_Exercise details_:
Filter the entries for the string "Estoque". Copy each line that has it.
______________________________
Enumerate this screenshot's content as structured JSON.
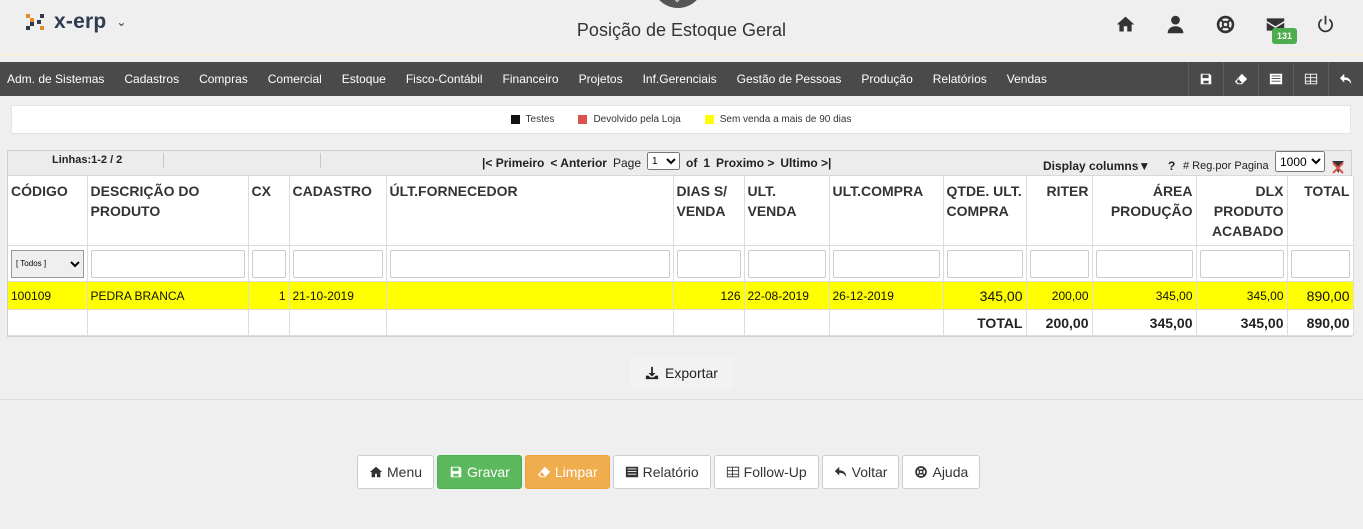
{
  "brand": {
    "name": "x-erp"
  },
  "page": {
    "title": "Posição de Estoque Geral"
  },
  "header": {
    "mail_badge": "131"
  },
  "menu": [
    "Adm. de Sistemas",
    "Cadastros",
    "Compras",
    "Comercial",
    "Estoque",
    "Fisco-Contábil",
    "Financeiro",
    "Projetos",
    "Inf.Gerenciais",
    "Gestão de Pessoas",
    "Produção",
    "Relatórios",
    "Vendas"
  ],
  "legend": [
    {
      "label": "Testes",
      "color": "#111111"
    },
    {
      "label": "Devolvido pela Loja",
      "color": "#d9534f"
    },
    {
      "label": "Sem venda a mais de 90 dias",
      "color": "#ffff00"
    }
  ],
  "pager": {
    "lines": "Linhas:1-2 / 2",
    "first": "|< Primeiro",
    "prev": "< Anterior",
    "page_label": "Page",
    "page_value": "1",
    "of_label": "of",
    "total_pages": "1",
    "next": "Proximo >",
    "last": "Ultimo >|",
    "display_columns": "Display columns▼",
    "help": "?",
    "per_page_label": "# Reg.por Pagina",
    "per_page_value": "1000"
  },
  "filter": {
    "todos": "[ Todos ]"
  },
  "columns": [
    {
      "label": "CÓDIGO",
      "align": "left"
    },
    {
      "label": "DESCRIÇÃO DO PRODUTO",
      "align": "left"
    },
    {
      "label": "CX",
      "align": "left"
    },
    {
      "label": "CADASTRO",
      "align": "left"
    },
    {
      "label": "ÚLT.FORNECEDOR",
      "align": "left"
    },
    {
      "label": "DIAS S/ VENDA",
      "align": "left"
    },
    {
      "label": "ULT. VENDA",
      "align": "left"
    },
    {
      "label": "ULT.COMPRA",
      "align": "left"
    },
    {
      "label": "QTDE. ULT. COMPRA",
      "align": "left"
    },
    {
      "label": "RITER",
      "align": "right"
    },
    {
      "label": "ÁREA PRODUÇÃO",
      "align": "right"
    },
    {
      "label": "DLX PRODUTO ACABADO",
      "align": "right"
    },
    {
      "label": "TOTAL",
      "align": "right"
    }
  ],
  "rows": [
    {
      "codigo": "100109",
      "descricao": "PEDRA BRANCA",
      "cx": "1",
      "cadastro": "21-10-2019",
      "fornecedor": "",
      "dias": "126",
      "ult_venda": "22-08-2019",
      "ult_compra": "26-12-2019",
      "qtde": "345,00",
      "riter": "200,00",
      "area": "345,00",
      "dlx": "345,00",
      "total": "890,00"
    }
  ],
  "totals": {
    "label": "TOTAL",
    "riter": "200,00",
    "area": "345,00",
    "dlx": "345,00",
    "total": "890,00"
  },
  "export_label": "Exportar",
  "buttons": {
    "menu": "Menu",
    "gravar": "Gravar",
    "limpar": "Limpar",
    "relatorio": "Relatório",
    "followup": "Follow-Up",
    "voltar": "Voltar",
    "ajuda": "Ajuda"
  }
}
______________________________
_Task result_:
    "title": "Posição de Estoque Geral"
    "Estoque",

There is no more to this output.